Female participation in international sports has been on a significant increase for some years now. Does increasing female participation in sports portend anything more significant for the nature of competition in both female and male sports? To find out the answer, it is important to examine participatory trends and what might occur as more of those women take on influential positions in athletics after their own playing careers are over.
This summer, for the first time ever, more female athletes than male represented the United States at the summer Olympics. The American delegation was 52.6% female—292 out of 555 participants.
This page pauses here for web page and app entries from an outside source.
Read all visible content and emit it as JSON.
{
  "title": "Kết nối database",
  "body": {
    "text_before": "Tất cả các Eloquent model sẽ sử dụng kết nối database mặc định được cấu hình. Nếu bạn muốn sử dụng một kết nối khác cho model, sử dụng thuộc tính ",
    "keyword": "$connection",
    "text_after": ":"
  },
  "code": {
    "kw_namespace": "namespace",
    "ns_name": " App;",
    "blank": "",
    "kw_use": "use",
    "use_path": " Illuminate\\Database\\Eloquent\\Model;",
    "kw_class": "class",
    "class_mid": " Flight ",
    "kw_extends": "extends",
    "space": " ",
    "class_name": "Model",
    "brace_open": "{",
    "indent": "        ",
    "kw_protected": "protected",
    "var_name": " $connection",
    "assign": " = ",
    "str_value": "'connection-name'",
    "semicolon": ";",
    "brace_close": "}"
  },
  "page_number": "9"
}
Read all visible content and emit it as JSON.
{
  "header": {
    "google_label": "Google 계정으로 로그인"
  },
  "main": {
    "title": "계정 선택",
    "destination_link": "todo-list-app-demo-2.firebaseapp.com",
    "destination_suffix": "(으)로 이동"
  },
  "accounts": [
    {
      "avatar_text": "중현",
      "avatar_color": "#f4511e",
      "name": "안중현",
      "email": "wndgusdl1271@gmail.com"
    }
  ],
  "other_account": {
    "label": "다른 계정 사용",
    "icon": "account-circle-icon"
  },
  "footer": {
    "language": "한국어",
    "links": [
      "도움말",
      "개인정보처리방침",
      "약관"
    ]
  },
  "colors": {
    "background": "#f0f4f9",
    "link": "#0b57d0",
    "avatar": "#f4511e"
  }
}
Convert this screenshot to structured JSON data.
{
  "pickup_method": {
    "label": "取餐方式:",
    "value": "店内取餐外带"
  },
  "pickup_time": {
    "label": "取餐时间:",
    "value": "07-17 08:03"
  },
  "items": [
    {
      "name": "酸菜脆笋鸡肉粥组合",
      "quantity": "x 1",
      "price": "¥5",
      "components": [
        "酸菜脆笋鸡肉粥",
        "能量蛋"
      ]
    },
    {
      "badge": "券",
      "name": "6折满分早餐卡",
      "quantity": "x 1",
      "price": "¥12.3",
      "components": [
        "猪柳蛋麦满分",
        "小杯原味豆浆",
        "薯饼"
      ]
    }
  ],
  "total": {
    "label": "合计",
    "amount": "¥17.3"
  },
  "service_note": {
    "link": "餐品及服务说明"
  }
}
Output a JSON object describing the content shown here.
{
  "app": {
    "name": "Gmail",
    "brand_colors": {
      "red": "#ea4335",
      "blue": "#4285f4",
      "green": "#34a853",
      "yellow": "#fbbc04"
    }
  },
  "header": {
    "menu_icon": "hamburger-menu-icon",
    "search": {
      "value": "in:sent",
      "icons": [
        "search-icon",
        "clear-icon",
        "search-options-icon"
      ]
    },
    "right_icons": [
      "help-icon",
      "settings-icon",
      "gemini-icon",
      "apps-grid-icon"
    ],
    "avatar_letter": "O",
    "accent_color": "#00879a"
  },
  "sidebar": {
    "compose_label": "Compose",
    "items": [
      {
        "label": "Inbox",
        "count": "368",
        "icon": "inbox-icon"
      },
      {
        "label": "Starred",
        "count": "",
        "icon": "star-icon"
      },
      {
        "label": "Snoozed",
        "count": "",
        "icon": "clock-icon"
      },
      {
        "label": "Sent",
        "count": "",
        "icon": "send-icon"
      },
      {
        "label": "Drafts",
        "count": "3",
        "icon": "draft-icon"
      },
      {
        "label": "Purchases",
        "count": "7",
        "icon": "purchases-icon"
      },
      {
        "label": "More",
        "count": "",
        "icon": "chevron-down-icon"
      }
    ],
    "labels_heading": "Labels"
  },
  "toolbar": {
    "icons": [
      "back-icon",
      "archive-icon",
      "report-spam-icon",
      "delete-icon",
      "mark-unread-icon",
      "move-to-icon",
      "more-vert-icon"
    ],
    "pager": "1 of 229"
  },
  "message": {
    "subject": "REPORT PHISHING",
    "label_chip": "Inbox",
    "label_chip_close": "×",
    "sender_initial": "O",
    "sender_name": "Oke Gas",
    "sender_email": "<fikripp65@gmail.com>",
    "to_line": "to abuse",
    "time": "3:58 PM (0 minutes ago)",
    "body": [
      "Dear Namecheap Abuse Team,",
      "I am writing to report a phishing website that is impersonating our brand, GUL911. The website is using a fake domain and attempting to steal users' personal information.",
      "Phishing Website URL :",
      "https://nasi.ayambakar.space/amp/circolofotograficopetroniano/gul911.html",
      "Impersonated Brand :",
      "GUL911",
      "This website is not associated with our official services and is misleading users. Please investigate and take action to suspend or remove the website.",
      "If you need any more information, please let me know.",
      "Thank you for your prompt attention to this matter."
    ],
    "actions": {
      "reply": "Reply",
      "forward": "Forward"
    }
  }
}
Four decades earlier, in 1976, the female representation on the American summer Olympics team was only 29.8%, and 20 years ago, in 1996, it was 41.9%. One likely reason for this steady increase is Title IX, which since 1972 has provided more female athletes with sports training opportunities through prohibiting discrimination based on sex in any educational program that receives financial aid.
Admittedly, not all female Olympians train at educational institutions, nor could Title IX alone explain why women have increased as a percentage of the Olympic delegation at a steady rate of over 10% for the past four decades. Yet, one could hardly expect that by 2020, this pace will continue so that well over 60% of the team will be female.